LIHTC Prices Dip
Despite the early questions, industry leaders are enthusiastic about the rate change.
Transactions that used to have about 25% equity may now have about 35% equity from the 4% credit, says Brian Coffee, senior director and head of the affordable housing business at Synovus and president of the Affordable Housing Investors Council.
“I think the deals are getting a little stronger,” he says. “We’re also looking at stronger underwriting. There are a lot of states with subsidies. There are other states that don’t provide any subsidy, and, in those states, we may have some bond deals that never could get done before that are now viable. I think that’s the more exciting and harder part to judge.”
The Millennia Cos., one of the nation’s largest owners and operators of affordable housing, averages about five 4% LIHTC transactions a year.
In general, deals that normally would not be viable as a 4% bond transaction are now viable, agrees Frank T. Sinito, founder and CEO of Millennia. “That’s not across the board, but it’s going to help many,” he says.
Like others, Coffee says it will be important to see if the market can absorb the additional 4% credits. Overall, with more supply in the market, it could push yields up a bit and push prices down a bit, he says.

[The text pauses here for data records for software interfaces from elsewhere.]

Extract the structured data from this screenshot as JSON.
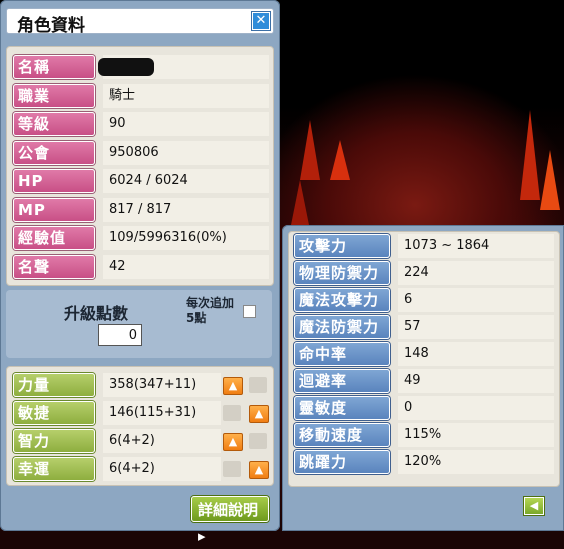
{
  "window": {
    "title": "角色資料",
    "close_icon": "close-x-icon"
  },
  "profile": [
    {
      "label": "名稱",
      "value": ""
    },
    {
      "label": "職業",
      "value": "騎士"
    },
    {
      "label": "等級",
      "value": "90"
    },
    {
      "label": "公會",
      "value": "950806"
    },
    {
      "label": "HP",
      "value": "6024 / 6024"
    },
    {
      "label": "MP",
      "value": "817 / 817"
    },
    {
      "label": "經驗值",
      "value": "109/5996316(0%)"
    },
    {
      "label": "名聲",
      "value": "42"
    }
  ],
  "ability_points": {
    "label": "升級點數",
    "value": "0",
    "auto_add_label": "每次追加5點"
  },
  "stats": [
    {
      "label": "力量",
      "value": "358(347+11)"
    },
    {
      "label": "敏捷",
      "value": "146(115+31)"
    },
    {
      "label": "智力",
      "value": "6(4+2)"
    },
    {
      "label": "幸運",
      "value": "6(4+2)"
    }
  ],
  "detail_button": "詳細說明",
  "detail_stats": [
    {
      "label": "攻擊力",
      "value": "1073 ~ 1864"
    },
    {
      "label": "物理防禦力",
      "value": "224"
    },
    {
      "label": "魔法攻擊力",
      "value": "6"
    },
    {
      "label": "魔法防禦力",
      "value": "57"
    },
    {
      "label": "命中率",
      "value": "148"
    },
    {
      "label": "迴避率",
      "value": "49"
    },
    {
      "label": "靈敏度",
      "value": "0"
    },
    {
      "label": "移動速度",
      "value": "115%"
    },
    {
      "label": "跳躍力",
      "value": "120%"
    }
  ],
  "colors": {
    "label_pink": "#d2609a",
    "label_green": "#9bba4d",
    "label_blue": "#6890c6",
    "window_blue": "#8da7c2",
    "arrow_orange": "#f59020"
  }
}
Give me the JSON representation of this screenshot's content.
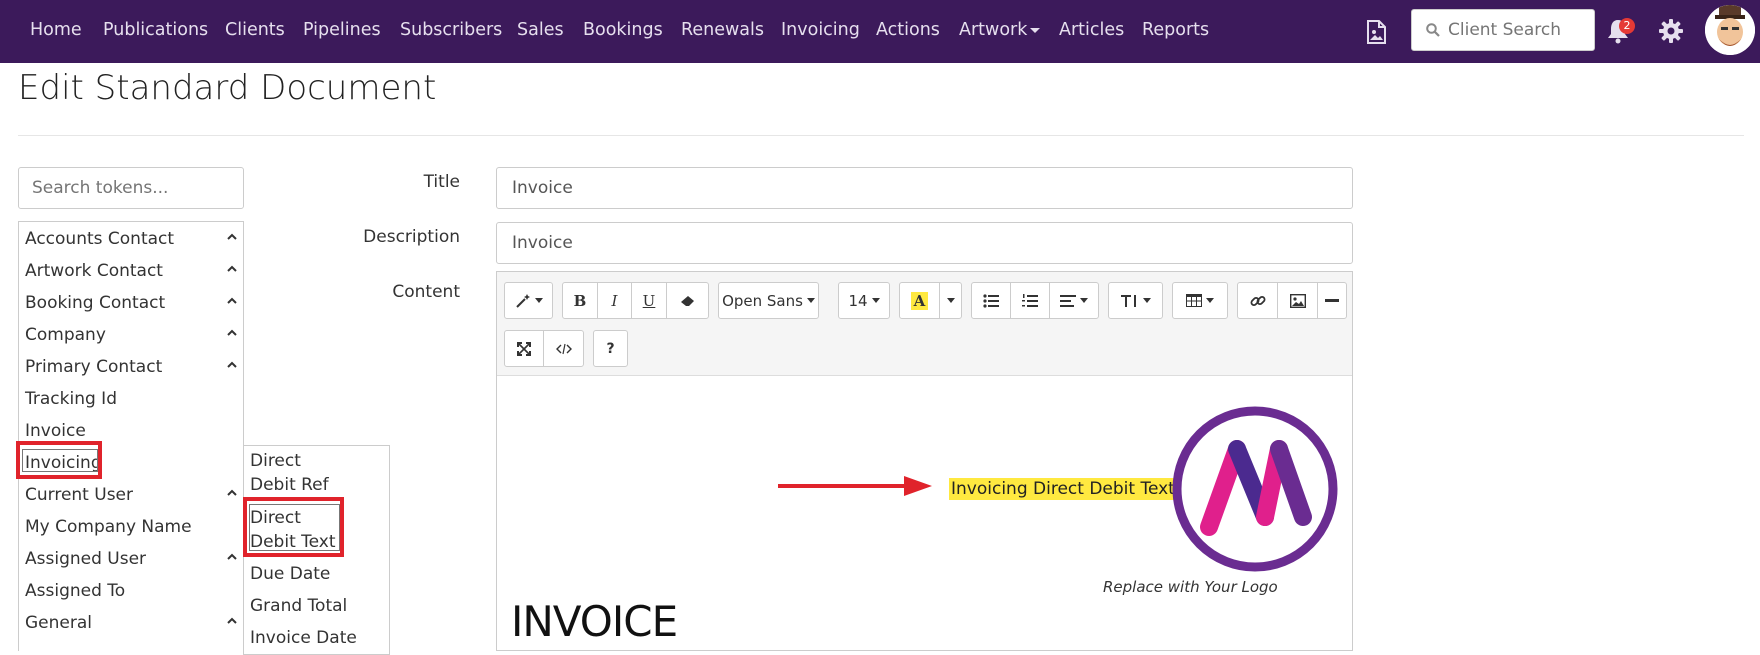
{
  "nav": {
    "items": [
      "Home",
      "Publications",
      "Clients",
      "Pipelines",
      "Subscribers",
      "Sales",
      "Bookings",
      "Renewals",
      "Invoicing",
      "Actions",
      "Artwork",
      "Articles",
      "Reports"
    ],
    "client_search_placeholder": "Client Search",
    "notification_count": "2"
  },
  "page": {
    "title": "Edit Standard Document"
  },
  "tokens": {
    "search_placeholder": "Search tokens...",
    "items": [
      "Accounts Contact",
      "Artwork Contact",
      "Booking Contact",
      "Company",
      "Primary Contact",
      "Tracking Id",
      "Invoice",
      "Invoicing",
      "Current User",
      "My Company Name",
      "Assigned User",
      "Assigned To",
      "General"
    ],
    "submenu": [
      "Direct Debit Ref",
      "Direct Debit Text",
      "Due Date",
      "Grand Total",
      "Invoice Date"
    ]
  },
  "form": {
    "title_label": "Title",
    "title_value": "Invoice",
    "description_label": "Description",
    "description_value": "Invoice",
    "content_label": "Content"
  },
  "editor": {
    "font_name": "Open Sans",
    "font_size": "14",
    "highlighted_token": "Invoicing Direct Debit Text",
    "logo_caption": "Replace with Your Logo",
    "heading": "INVOICE"
  },
  "colors": {
    "navbar": "#3c1a5b",
    "annotation_red": "#e0232b",
    "highlight": "#ffe940",
    "logo_ring": "#6a2c91",
    "logo_magenta": "#e0208c"
  }
}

So far, the market has seen a 2 to 5 cent drop in prices in early 2021, according to several LIHTC leaders.
That’s meant the gain realized by a minimum 4% rate is offset a little by the dip in prices, but deals are still realizing a larger LIHTC investment than before the rate change. It’s also hoped that the higher yields will attract more economic investors into the market.
“Four percent bond deals have always been a large part of our business for both investing and lending, and that will continue to be the case,” says Rob Likes, national manager of KeyBank’s Community Development Lending and Investment group.
Projects are seeing increased construction costs, and the additional proceeds from the 4% floor will help with those costs, he says.
The minimum rate also means larger investments are being made into deals. While it’s still early, Likes says he’s seeing some investors partnering on individual transactions and some syndicators are splitting the deals among multiple funds.
“We’re happy with the fix,” he says. “It will provide more equity for affordable housing units.”
Millennia’s Sinito also has a big-picture take on the new change.
“The one thing that we all know is there was yesterday, there is today, and there will be tomorrow a shortage of affordable housing, especially with the catastrophic effects of COVID,” he says. “We need more housing. We’re pleased we have widespread support from both parties.”